Emslie and Sally Law, who underwent four rounds of fertility treatment before conceiving their only child Thomas, have spoken of their quest to find out more about the death of the toddler.
The couple, from Kings Furlong, Basingstoke, put their 22-month-old son to bed on March 14. Hours later, they went to check on Thomas, and found him lifeless.
At an inquest into Thomas’ death, North East Hampshire coroner Andrew Bradley found the cause of death to be sudden infant death syndrome, associated with chicken pox.
Mr Bradley said it was not clear how significant the chicken pox was in the toddler’s death.
The syndrome, commonly referred to as cot death, is a term used for the sudden death of an apparently well baby, the cause of which is not known.
Now Mr and Mrs Law want to see if genetic testing can explain why Thomas died. They have allowed samples of Thomas' body tissue to be used in a medical trial looking into Long QT Syndrome, a rare in-born heart condition.
Mr Law, 37, told The Gazette: “At Thomas' funeral, the Reverend Jo Stoker very eloquently said that human beings are frail and not all the answers are out there.
“But however sad and upsetting, for us it would be nice to find answers. But we know no answer we find can bring him back.”
He added: “After his death, there was an immediate desire to know was there any fault on our behalf.
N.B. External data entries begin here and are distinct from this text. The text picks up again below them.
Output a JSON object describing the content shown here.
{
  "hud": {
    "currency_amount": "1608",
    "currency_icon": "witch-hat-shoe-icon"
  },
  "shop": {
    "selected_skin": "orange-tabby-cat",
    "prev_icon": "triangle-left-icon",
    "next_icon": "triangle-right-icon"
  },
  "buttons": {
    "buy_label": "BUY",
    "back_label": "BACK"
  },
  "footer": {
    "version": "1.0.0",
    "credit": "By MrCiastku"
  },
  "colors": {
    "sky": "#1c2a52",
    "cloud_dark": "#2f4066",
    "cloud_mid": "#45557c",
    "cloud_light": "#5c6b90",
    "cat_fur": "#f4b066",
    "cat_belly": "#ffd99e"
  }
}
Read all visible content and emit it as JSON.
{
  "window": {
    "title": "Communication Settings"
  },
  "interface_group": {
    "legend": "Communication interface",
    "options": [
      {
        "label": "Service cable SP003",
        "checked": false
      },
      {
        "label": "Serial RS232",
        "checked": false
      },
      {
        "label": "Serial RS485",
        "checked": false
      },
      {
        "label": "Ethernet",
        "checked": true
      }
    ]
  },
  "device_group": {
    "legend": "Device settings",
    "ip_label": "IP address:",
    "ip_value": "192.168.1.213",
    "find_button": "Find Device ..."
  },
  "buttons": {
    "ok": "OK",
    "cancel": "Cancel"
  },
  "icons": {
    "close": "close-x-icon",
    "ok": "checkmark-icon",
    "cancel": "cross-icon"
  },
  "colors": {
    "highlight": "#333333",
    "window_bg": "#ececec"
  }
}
Did we not look after him enough, or did we do something we should not have done?
“But there was nothing. Maybe in the months and years to come there will be solace in finding an answer. But there will also be despair and helplessness knowing there would have been nothing that would have changed the outcome.”
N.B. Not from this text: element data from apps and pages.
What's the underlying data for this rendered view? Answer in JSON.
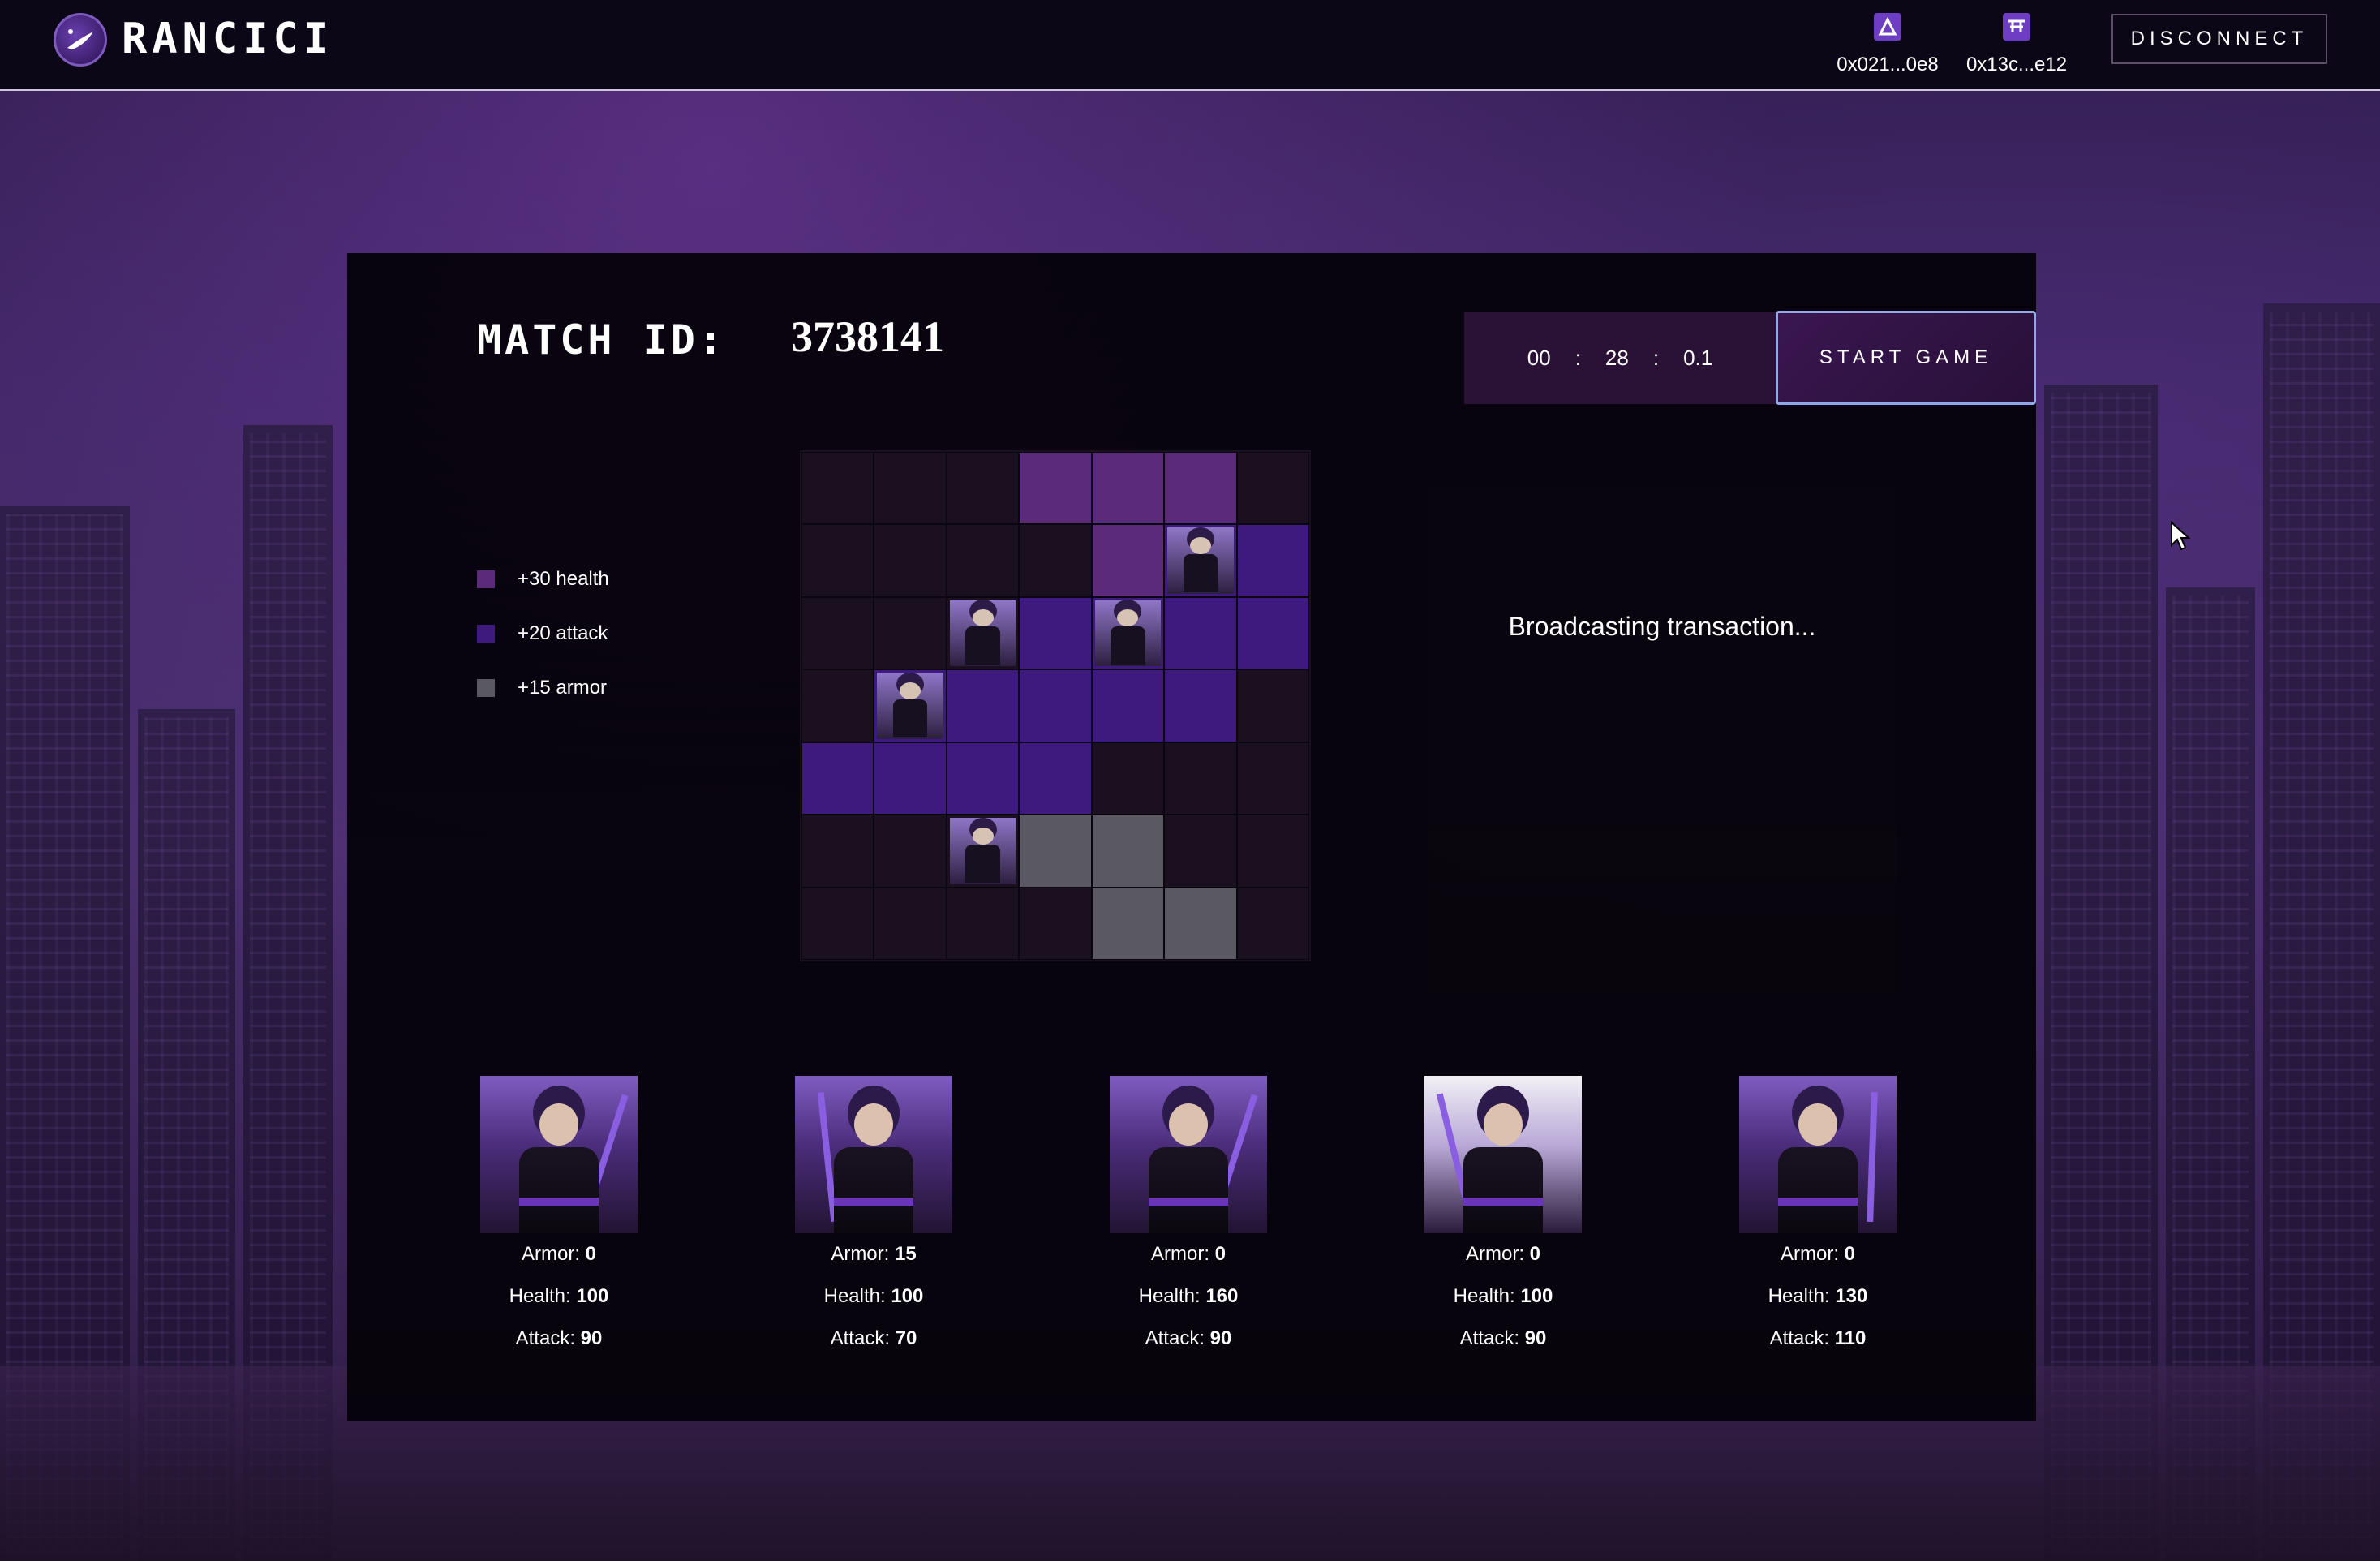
{
  "app": {
    "name": "RANCICI"
  },
  "header": {
    "wallets": [
      {
        "address": "0x021...0e8",
        "icon": "arbitrum-icon"
      },
      {
        "address": "0x13c...e12",
        "icon": "token-icon"
      }
    ],
    "disconnect_label": "DISCONNECT"
  },
  "match": {
    "label": "MATCH ID:",
    "id": "3738141",
    "timer": {
      "hours": "00",
      "minutes": "28",
      "seconds": "0.1",
      "sep": ":"
    },
    "start_label": "START GAME",
    "status": "Broadcasting transaction..."
  },
  "legend": [
    {
      "label": "+30 health",
      "color": "#5b2a7a"
    },
    {
      "label": "+20 attack",
      "color": "#3f1a7e"
    },
    {
      "label": "+15 armor",
      "color": "#5a5860"
    }
  ],
  "board": {
    "size": 7,
    "cells": [
      [
        "empty",
        "empty",
        "empty",
        "health",
        "health",
        "health",
        "empty"
      ],
      [
        "empty",
        "empty",
        "empty",
        "empty",
        "health",
        "attack",
        "attack"
      ],
      [
        "empty",
        "empty",
        "empty",
        "attack",
        "attack",
        "attack",
        "attack"
      ],
      [
        "empty",
        "attack",
        "attack",
        "attack",
        "attack",
        "attack",
        "empty"
      ],
      [
        "attack",
        "attack",
        "attack",
        "attack",
        "empty",
        "empty",
        "empty"
      ],
      [
        "empty",
        "empty",
        "empty",
        "armor",
        "armor",
        "empty",
        "empty"
      ],
      [
        "empty",
        "empty",
        "empty",
        "empty",
        "armor",
        "armor",
        "empty"
      ]
    ],
    "pieces": [
      {
        "row": 1,
        "col": 5,
        "character": 3
      },
      {
        "row": 2,
        "col": 2,
        "character": 4
      },
      {
        "row": 2,
        "col": 4,
        "character": 5
      },
      {
        "row": 3,
        "col": 1,
        "character": 1
      },
      {
        "row": 5,
        "col": 2,
        "character": 2
      }
    ]
  },
  "stat_labels": {
    "armor": "Armor:",
    "health": "Health:",
    "attack": "Attack:"
  },
  "characters": [
    {
      "armor": "0",
      "health": "100",
      "attack": "90",
      "style": "dark"
    },
    {
      "armor": "15",
      "health": "100",
      "attack": "70",
      "style": "dark"
    },
    {
      "armor": "0",
      "health": "160",
      "attack": "90",
      "style": "dark"
    },
    {
      "armor": "0",
      "health": "100",
      "attack": "90",
      "style": "light"
    },
    {
      "armor": "0",
      "health": "130",
      "attack": "110",
      "style": "dark"
    }
  ]
}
Mr Law said he hoped that by taking part in the trial, a pattern might be established that could help them and other parents in the future.
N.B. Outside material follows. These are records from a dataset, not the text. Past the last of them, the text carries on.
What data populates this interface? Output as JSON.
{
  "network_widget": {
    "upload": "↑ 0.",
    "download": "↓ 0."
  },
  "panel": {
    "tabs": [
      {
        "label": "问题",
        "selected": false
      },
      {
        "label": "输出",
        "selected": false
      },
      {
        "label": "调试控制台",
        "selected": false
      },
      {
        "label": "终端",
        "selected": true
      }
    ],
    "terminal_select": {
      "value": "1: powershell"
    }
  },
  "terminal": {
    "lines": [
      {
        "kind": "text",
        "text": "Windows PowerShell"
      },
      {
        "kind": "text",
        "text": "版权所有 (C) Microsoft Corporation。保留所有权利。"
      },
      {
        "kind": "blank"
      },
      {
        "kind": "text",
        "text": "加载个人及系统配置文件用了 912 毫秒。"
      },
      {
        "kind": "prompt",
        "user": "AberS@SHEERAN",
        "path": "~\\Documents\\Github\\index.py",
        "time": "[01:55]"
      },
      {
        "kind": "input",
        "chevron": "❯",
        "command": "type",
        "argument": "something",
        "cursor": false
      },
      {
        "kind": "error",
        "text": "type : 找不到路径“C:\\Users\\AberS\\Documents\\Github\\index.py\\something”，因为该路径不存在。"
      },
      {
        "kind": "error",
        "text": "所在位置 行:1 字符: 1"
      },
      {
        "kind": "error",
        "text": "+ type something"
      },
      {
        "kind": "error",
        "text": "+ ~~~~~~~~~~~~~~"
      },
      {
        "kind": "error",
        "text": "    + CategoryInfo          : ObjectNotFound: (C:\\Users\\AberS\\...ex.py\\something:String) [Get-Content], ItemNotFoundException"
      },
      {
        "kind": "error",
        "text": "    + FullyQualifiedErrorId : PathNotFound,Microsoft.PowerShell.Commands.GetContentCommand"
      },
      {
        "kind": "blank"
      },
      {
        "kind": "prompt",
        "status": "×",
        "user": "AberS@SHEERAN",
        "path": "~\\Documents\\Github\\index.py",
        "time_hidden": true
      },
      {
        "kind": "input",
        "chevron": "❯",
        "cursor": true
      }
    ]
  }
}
Mrs Law, also 37, said: “He was our precious boy from day one. He was a very content boy and at nursery they said he was happy to play with himself and other children.
“The bit that is that most painful, and the bit we miss the most, is how he was after he was one years old. We loved watching him learning to walk and talk, and his character was starting to come through.”
Mrs Law said that friends and family have shown their support by raising more than £8,000 already for the Sudden Unexplained Death in Children charity.
A fundraising day for the charity will take place between 12.30pm and 3.30pm on Saturday, June 8 at the Oakridge Hall for All, with a raffle and cakes sales.
They have also backed a petition which calls on genetic testing to be offered in the UK in all cases of sudden infant death syndrome.
Mr Law said that he hoped in coming forward he would show parents in similar situations that they are not alone, and added that other parents should not panic following their story.
He said: “We do not want people to try and imagine what we are going through and be scared. Maybe just take from it not to be upset when your child is grumpy or in a mood. They are kids - give them a cuddle and be thankful you have got them. Just be good parents.”
To sign the petition on genetic testing visit http://you.38degrees.org.uk/petitions/genetic-testing-to-be-offered-in-all-cases-of-sudden-unexplained-death